In a study that may be of interest to Connecticut readers, researchers found that lack of sleep the night before does not have an effect on the performance of doctors performing elective surgery the next day. The study was published in The New England Journal of Medicine on Aug. 26.
Researchers at the University of Toronto examined 39,000 surgical cases performed by 1,448 experienced surgeons from 147 hospitals in Ontario over a five-year period. A billing code informed researchers if the physician had worked the midnight shift the night before the operation. The results showed that the odds of a patient experiencing a surgery-related problem were 22.2 percent when the physician worked from midnight to 7 a.m. the night before and 22.4 percent when the doctor had the night off. Thirty days after the surgery, the odds of a patient dying were 1.1 percent whether or not the doctor had worked the midnight shift before performing the procedure.
However, researchers not connected to the Toronto study note that it did not actually measure how much sleep the surgeons received, which is an important distinction. A 2009 study conducted at the Brigham and Women’s Hospital in Boston found that sleep deprivation by surgeons causes the risk of a medical error to triple. There have been proposals for doctors to inform patients if they are sleep-deprived before performing a procedure. The lead author of the Toronto study believes such proposals are unnecessary, but the lead author of the Boston study believes patients have a right to know.

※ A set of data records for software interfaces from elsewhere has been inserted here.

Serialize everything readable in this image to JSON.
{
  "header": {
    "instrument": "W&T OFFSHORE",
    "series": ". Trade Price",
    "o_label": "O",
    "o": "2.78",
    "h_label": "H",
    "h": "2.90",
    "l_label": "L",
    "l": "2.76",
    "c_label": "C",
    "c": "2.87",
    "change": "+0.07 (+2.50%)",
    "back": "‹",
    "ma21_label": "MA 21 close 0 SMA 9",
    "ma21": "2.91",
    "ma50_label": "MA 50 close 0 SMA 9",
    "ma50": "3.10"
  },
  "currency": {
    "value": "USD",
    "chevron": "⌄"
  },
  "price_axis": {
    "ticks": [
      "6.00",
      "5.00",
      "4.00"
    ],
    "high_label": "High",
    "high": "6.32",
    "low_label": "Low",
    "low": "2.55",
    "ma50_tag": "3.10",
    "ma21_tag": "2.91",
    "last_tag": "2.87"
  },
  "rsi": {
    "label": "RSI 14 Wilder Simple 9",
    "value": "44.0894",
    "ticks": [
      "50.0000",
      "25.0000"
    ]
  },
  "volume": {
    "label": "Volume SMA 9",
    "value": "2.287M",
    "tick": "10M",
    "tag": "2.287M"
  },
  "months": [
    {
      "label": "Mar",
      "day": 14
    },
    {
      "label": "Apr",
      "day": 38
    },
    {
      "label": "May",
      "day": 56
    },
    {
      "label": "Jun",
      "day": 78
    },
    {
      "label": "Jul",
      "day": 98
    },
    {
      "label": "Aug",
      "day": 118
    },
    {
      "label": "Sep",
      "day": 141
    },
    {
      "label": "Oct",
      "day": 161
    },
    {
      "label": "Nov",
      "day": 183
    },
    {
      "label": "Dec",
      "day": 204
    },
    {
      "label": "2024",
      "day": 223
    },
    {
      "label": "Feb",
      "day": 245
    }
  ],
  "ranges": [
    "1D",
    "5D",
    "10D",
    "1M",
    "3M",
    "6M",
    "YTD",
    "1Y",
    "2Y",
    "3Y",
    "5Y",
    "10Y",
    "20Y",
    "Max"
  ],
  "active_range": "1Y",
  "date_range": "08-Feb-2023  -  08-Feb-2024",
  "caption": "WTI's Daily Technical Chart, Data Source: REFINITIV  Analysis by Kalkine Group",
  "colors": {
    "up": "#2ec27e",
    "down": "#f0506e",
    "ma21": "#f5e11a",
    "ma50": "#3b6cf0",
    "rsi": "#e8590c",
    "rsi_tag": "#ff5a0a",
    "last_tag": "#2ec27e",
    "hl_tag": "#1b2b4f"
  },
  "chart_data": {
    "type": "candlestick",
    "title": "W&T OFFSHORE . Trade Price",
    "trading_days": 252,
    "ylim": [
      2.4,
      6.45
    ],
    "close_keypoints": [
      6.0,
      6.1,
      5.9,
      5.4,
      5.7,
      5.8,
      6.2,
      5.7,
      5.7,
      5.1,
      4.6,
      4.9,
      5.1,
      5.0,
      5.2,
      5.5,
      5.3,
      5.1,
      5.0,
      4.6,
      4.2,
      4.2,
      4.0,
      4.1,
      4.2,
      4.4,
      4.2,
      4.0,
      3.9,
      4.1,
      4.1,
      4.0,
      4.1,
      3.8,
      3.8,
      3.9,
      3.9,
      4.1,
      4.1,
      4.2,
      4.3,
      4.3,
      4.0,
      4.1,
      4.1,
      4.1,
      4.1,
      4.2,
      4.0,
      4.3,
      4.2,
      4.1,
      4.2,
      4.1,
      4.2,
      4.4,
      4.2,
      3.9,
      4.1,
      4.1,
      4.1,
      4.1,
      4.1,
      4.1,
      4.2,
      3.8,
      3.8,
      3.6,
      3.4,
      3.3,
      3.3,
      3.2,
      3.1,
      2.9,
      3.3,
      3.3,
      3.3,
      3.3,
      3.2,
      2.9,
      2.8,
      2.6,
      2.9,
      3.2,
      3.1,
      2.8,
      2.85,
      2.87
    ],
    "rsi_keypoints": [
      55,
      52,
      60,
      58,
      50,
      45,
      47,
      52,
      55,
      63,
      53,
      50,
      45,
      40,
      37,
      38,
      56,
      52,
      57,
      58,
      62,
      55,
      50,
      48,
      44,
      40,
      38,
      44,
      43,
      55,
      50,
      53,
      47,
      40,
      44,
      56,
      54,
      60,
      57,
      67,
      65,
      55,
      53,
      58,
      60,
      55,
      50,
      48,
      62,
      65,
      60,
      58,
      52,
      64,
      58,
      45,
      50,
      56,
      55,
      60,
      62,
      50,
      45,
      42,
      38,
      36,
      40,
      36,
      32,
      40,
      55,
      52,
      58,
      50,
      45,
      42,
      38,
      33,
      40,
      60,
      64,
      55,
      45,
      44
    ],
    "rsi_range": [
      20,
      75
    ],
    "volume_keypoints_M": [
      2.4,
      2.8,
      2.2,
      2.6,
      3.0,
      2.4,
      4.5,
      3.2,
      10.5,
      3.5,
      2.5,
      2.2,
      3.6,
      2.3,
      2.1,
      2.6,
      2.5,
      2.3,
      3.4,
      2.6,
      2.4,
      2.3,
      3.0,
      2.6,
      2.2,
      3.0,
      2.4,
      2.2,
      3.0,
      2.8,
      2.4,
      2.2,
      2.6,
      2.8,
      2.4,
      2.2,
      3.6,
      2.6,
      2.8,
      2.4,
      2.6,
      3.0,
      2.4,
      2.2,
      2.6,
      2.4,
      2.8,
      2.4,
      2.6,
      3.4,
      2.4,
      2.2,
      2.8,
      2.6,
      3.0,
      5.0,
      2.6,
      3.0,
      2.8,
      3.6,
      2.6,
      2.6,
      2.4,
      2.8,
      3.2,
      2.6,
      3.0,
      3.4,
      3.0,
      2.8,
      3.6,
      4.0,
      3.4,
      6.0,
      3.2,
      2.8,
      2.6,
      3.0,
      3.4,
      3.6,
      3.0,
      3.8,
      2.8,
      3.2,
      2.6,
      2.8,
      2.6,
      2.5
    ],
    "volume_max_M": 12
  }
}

People who have been the victim of a surgical error caused by lack of sleep may benefit by speaking with an attorney about their legal options. It may be advisable to file a medical malpractice lawsuit against the responsible party seeking compensation for the damages that have been sustained.